Ongwediva – Although cybercrime was once uncommon in Namibia, nowadays more people are claiming to have lost thousands to criminals who run their ‘businesses’ from social media.
The Namibian Police public relations officer, Chief Inspector Kauna Shikwambi, confirmed that cases have been reported to the police involving people paying for services or goods from people they have never met in person.
Many have lost hundreds of thousands of dollars to criminals masquerading as real estate agents, wedding planners, traders in hair and beauty products, as well as clothing, among many others.
Shikwambi warned that people must always ensure they have confirmed that the business they are dealing with is legitimate and should always meet service providers in person. One of the social media victims Rauha Sheyavali said she had dealings with an alleged imposter on Facebook who swindled her out of N$4 220 last December.
“We had a wedding at home and my sister told me that she saw someone on Facebook who was selling cheap Brazilians (hair). We contacted him and he asked us to send him some money as deposit.
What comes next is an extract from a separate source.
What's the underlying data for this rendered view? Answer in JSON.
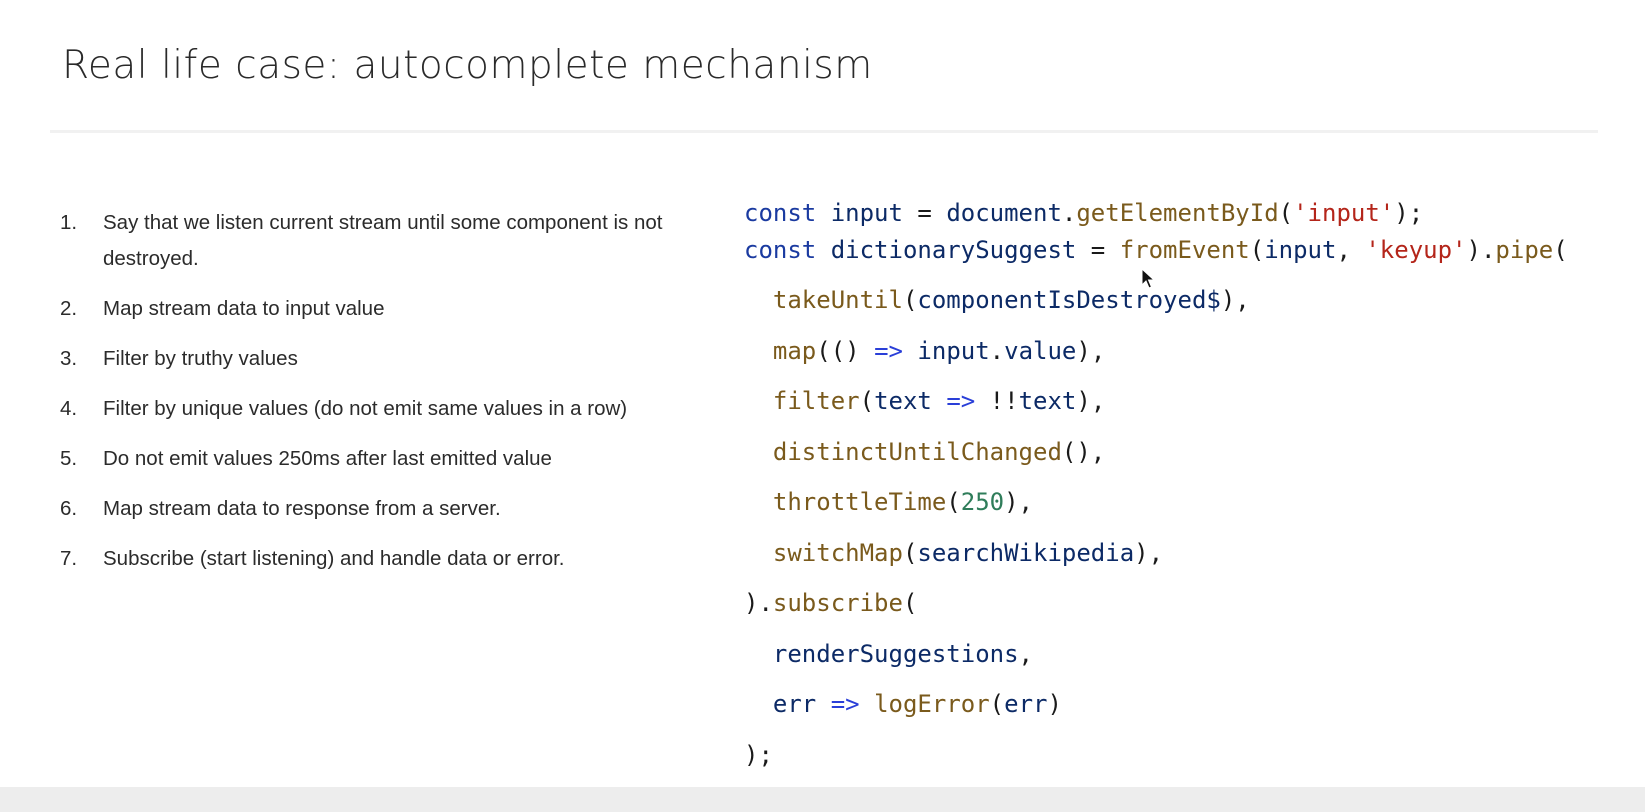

I sent N$3 000 to his account and N$1 220 through eWallet,” explained Sheyavali who is a resident of Tsumeb.
The person under the name ‘Johanes Gabes’ never delivered the hair as promised. Sheyavali claimed Gabes’ company sounded legitimate as he told her he was in business with some local celebrities known to be in the Brazilian hair business.
But Sheyavali became worried and alarmed when ‘Gabes’ would no longer answer her phone calls.
At some point he allegedly claimed he was unable to deliver as promised, following ‘the deaths’ of both his parents and twin brother.
“I really felt pity for him at the beginning, but when I searched his Facebook page I discovered that in 2009 he had an update on the death of both his parents and his twin brother. That was when I realised I was dealing with a crook,” said Sheyavali.
Sheyavali has since opened a case at Tsumeb Police Station. Two more alleged clients of Gabes claimed to have been cheated of N$1 300 and N$1 050 respectively but the number of people swindled by the suspect could be more.
When called by New Era, Gabes claimed he and two “white ladies who are foreign nationals” owned three shops – in Okahandja, Oshakati and Walvis Bay.
Although he acknowledged he was aware of a case opened against him, he refused to shed light on other alleged fraudulent claims against him, claiming his clients should contact him directly.
When confronted about his so-called dead parents and a brother, Gabes first claimed that both his mother and father had died in 2009, but he later went on to confess that his parents were well and alive and he had no twin brother.
New Era understands Gabes is an inactive boxer, whose career is on the rocks due to lack of a sponsor.
He does not have any source of income, apart from conning prospective Brazilian hair buyers. He also does not own a car as he allegedly claims.
Another alleged popular social media fraudster who has a number of ongoing cases against her is a certain ‘Martha Iitana.’
Iitana, an alleged wedding planner, is said to have swindled brides and grooms in different regions, through her non-existing company Kulah Investment CC.
Iitana has a matrix of alleged fraud cases pending against her in Oshana, Omusati and Erongo where her victims live.
Cybercrime is so big worldwide that some estimates say this spectre costs the world economy about US$500 billion which is more than the GDP of South Africa.